● WORK REQUIRED
The entries below need to be written out exactly, with no pictures included.

● INFORMATION PROVIDED
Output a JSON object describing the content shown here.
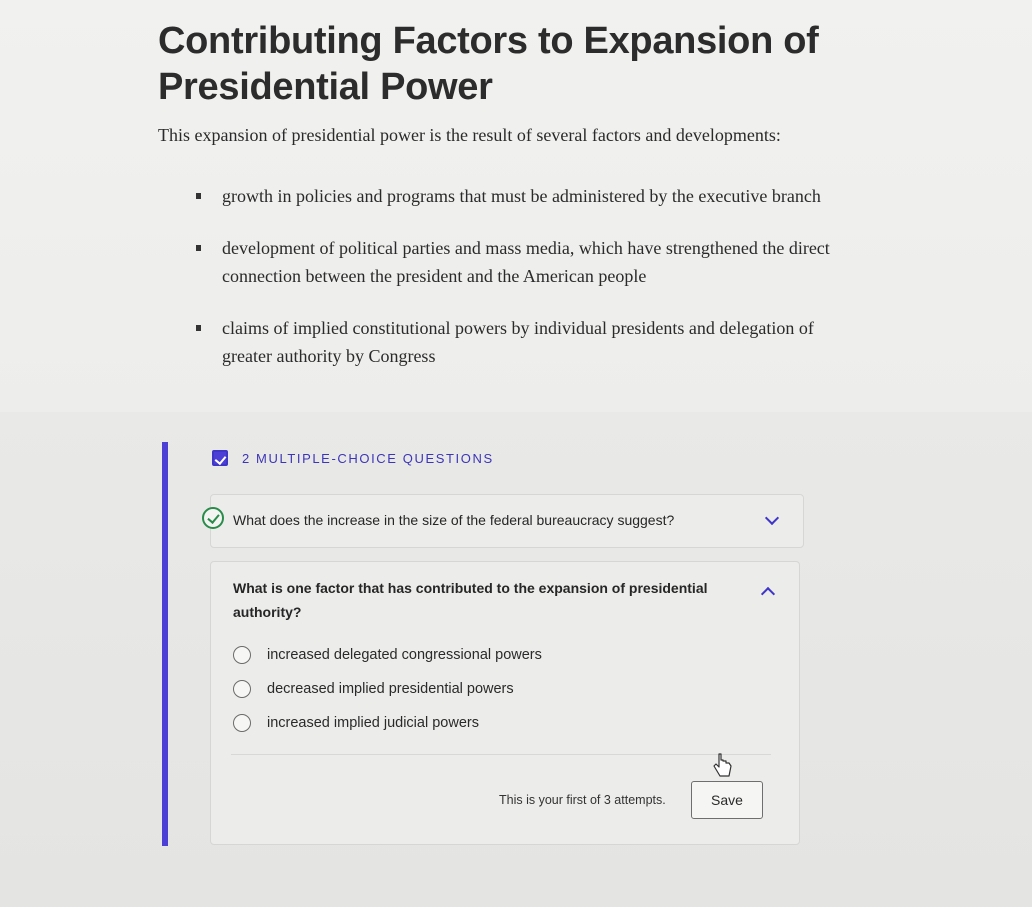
{
  "reading": {
    "title": "Contributing Factors to Expansion of Presidential Power",
    "intro": "This expansion of presidential power is the result of several factors and developments:",
    "bullets": [
      "growth in policies and programs that must be administered by the executive branch",
      "development of political parties and mass media, which have strengthened the direct connection between the president and the American people",
      "claims of implied constitutional powers by individual presidents and delegation of greater authority by Congress"
    ]
  },
  "quiz": {
    "section_label": "2 MULTIPLE-CHOICE QUESTIONS",
    "accent_color": "#4b3fd6",
    "questions": [
      {
        "text": "What does the increase in the size of the federal bureaucracy suggest?",
        "status": "answered-correct",
        "expanded": false
      },
      {
        "text": "What is one factor that has contributed to the expansion of presidential authority?",
        "status": "unanswered",
        "expanded": true,
        "options": [
          "increased delegated congressional powers",
          "decreased implied presidential powers",
          "increased implied judicial powers"
        ],
        "attempts_text": "This is your first of 3 attempts.",
        "save_label": "Save"
      }
    ]
  },
  "icons": {
    "section": "checklist-icon",
    "answered": "check-circle-icon",
    "collapse": "chevron-down-icon",
    "expand": "chevron-up-icon",
    "cursor": "pointer-hand-icon"
  }
}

● ANSWER BOX
Output a JSON object describing the content shown here.
{
  "reading": {
    "title": "Contributing Factors to Expansion of Presidential Power",
    "intro": "This expansion of presidential power is the result of several factors and developments:",
    "bullets": [
      "growth in policies and programs that must be administered by the executive branch",
      "development of political parties and mass media, which have strengthened the direct connection between the president and the American people",
      "claims of implied constitutional powers by individual presidents and delegation of greater authority by Congress"
    ]
  },
  "quiz": {
    "section_label": "2 MULTIPLE-CHOICE QUESTIONS",
    "accent_color": "#4b3fd6",
    "questions": [
      {
        "text": "What does the increase in the size of the federal bureaucracy suggest?",
        "status": "answered-correct",
        "expanded": false
      },
      {
        "text": "What is one factor that has contributed to the expansion of presidential authority?",
        "status": "unanswered",
        "expanded": true,
        "options": [
          "increased delegated congressional powers",
          "decreased implied presidential powers",
          "increased implied judicial powers"
        ],
        "attempts_text": "This is your first of 3 attempts.",
        "save_label": "Save"
      }
    ]
  },
  "icons": {
    "section": "checklist-icon",
    "answered": "check-circle-icon",
    "collapse": "chevron-down-icon",
    "expand": "chevron-up-icon",
    "cursor": "pointer-hand-icon"
  }
}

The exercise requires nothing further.